Quietly carrying on in Kunstler's name.

The Kunstler Fund and Kunstler Fund President Margaret Ratner Kunstler are currently helping over 40 inmates get resentenced under the newly restructured laws. We need your help to keep this work up.

Quietly Carrying on in Kunstler's Name

When William M. Kunstler, the radical lawyer, died at 76 in 1995, he left behind a prominent and controversial legacy of defending unpopular people and establishment-defying causes with a sympathizer's vigor and a showman's verve.

He also left behind two people who quickly began bitterly feuding over that legacy: his wife, Margaret Ratner, and the lawyer he had worked closely with in his last decade, Ronald L. Kuby.

Mr. Kuby wanted to continue practicing as Kunstler & Kuby, which Mr. Kunstler began using on his letterheads in 1993, though he had never formally entered a partnership agreement with Mr. Kuby. Ms. Ratner, above, a lawyer who also specialized in civil rights and civil liberties, maintained that Mr. Kuby had been her husband's employee, not his partner, and had no right to use his name.

She said she wished to reserve Mr. Kunstler's name for a planned social justice organization that would honor a long career that included representing the Rev. Dr. Martin Luther King Jr., countless antiwar and free-speech figures and the Chicago Seven protesters at the 1968 Democratic National Convention.

In litigation that drew public attention, Ms. Ratner won a court ruling in 1996 that Mr. Kuby cease using Mr. Kunstler's name in his practice.

In the years since, Mr. Kuby, 48, who shared Mr. Kunstler's penchant for the spotlight, has maintained a steady presence in the public eye, representing clients like a photographer who shoots groups of nude people he poses in the street, a Hell's Angels crew in court battles with the police, and people claiming to have been wrongly convicted.

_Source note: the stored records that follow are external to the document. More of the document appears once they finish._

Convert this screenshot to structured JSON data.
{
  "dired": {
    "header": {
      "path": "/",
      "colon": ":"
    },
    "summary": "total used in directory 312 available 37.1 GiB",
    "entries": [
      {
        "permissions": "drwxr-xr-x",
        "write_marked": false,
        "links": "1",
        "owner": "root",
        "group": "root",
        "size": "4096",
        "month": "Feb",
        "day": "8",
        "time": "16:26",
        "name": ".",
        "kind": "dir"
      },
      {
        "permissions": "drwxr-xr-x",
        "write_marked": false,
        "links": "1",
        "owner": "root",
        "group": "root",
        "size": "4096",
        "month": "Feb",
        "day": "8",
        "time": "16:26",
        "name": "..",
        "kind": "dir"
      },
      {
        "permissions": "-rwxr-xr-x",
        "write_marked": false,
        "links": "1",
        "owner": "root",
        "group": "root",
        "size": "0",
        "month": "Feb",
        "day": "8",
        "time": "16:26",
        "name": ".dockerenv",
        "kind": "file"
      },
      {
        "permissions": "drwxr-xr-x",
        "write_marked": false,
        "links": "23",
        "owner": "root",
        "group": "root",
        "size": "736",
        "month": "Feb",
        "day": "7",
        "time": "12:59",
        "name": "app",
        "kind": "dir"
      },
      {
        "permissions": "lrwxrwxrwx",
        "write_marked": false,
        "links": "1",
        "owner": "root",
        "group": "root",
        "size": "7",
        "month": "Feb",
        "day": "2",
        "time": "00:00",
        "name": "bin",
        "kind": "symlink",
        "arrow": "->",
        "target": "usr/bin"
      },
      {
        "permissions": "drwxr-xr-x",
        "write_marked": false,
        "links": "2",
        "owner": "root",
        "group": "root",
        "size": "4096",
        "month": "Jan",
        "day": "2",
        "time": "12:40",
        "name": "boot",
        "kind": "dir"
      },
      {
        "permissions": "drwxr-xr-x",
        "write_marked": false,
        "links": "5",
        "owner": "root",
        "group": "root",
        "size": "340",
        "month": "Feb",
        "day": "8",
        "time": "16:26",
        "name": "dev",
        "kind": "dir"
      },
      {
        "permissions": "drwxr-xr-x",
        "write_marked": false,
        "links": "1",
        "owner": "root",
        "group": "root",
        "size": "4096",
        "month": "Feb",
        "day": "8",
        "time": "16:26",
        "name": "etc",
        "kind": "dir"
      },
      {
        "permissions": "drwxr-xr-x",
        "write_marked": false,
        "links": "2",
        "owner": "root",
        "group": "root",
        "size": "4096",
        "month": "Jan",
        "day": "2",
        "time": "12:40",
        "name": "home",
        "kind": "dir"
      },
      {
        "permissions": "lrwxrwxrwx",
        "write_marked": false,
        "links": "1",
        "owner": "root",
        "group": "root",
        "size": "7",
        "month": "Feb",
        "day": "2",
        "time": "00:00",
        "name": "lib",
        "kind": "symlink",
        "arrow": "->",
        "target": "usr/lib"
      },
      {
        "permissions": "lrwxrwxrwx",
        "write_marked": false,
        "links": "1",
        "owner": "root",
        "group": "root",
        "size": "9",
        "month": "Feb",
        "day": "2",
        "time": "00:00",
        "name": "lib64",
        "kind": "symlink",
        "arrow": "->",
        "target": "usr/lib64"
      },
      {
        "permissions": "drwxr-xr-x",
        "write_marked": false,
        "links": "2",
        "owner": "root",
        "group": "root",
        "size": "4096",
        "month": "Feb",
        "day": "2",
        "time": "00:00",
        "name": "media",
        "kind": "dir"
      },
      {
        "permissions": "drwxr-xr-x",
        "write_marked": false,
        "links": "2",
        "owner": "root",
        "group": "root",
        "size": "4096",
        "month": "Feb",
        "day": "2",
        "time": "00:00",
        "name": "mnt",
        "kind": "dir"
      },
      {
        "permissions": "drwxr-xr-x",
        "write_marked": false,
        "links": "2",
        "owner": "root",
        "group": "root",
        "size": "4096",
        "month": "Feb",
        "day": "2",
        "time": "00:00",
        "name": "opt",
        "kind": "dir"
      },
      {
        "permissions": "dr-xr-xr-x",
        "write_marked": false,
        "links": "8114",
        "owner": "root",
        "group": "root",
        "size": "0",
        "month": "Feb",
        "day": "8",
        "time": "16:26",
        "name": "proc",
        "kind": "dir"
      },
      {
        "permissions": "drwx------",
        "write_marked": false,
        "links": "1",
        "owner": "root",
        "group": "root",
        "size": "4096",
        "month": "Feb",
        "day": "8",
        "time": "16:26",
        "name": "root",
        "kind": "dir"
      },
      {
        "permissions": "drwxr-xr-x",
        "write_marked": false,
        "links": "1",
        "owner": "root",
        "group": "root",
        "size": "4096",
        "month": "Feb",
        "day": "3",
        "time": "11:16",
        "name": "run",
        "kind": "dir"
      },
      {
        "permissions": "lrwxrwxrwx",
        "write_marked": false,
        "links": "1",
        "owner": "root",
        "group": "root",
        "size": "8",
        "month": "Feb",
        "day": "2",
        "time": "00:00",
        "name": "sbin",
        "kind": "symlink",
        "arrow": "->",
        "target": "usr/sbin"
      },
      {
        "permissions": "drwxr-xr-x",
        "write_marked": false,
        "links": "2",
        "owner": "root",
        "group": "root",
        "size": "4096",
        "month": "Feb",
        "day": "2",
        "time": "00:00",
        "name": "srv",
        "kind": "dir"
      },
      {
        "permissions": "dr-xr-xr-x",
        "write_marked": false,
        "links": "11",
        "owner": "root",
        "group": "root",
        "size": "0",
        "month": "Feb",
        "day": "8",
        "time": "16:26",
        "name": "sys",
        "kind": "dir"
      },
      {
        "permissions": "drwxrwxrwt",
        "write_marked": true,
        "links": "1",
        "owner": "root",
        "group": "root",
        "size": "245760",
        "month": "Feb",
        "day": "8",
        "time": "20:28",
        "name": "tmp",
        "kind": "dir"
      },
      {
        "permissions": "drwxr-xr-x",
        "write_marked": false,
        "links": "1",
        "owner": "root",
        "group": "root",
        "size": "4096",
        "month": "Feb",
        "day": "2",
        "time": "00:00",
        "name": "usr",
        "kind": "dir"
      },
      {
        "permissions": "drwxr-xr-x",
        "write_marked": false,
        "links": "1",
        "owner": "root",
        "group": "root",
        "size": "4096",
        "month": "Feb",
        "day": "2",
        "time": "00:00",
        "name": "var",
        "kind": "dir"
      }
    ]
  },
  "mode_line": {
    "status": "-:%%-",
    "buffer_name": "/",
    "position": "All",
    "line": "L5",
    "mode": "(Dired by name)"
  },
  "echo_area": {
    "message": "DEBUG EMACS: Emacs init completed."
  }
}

He is also in the public ear, as co-host of a daily radio talk program on WABC-AM with Curtis Sliwa, the founder of the Guardian Angels.

By contrast, Ms. Ratner, 59, who at her husband's death had long worked without fanfare at the Center for Constitutional Rights, has quietly continued her civil rights and liberties labors, but in private practice.

"I needed money," she said recently of having switched from her job at the center after Mr. Kunstler died, leaving her with two daughters who were teenagers at the time.

Her clients include prisoners seeking reductions of long sentences they received before the state recently eased its drug laws. She also represented protesters arrested during the Republican National Convention.She is president of the group formed after her husband's death, the William Moses Kunstler Fund for Racial Justice. And she has taken her human rights concerns abroad, leading a delegation of the National Lawyers Guild, a liberal group, on what she called a "fact-finding mission" into Israel's actions in the West Bank.

Making clear that she intends to continue working quietly, Ms. Ratner said, "I don't have the personality that requires adulation.